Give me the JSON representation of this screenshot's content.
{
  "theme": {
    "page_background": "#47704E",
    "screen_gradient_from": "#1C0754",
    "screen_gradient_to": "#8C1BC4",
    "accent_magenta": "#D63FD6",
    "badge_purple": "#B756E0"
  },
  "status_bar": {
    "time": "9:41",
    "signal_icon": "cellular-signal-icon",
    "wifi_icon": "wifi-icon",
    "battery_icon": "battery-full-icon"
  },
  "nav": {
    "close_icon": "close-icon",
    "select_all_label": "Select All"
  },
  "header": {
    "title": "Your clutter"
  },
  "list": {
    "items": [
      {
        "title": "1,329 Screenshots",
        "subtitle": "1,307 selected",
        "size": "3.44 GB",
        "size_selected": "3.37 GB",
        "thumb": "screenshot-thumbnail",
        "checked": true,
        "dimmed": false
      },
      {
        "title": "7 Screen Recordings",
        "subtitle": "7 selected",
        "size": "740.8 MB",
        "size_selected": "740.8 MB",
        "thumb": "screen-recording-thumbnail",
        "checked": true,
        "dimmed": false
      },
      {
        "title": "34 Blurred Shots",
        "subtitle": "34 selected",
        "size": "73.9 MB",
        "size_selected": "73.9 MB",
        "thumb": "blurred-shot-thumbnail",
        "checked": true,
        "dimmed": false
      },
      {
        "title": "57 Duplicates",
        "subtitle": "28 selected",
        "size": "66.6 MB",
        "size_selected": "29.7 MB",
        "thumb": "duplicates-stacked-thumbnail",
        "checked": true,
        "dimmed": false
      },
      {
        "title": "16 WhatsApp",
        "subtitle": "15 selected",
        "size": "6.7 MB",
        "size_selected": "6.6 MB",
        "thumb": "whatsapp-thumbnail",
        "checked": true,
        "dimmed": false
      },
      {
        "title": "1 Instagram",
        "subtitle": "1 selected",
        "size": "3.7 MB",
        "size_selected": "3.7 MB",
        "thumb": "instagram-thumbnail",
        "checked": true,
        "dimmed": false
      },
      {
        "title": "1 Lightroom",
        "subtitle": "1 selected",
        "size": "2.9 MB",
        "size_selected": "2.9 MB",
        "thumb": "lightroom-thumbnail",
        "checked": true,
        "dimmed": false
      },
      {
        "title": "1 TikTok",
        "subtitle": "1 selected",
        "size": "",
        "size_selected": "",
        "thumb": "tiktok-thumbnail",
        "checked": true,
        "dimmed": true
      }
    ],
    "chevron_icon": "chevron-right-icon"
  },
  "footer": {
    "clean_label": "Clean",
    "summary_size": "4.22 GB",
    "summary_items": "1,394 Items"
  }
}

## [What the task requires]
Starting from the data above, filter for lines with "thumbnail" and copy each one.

## [The completed task]
        "thumb": "screenshot-thumbnail",
        "thumb": "screen-recording-thumbnail",
        "thumb": "blurred-shot-thumbnail",
        "thumb": "duplicates-stacked-thumbnail",
        "thumb": "whatsapp-thumbnail",
        "thumb": "instagram-thumbnail",
        "thumb": "lightroom-thumbnail",
        "thumb": "tiktok-thumbnail",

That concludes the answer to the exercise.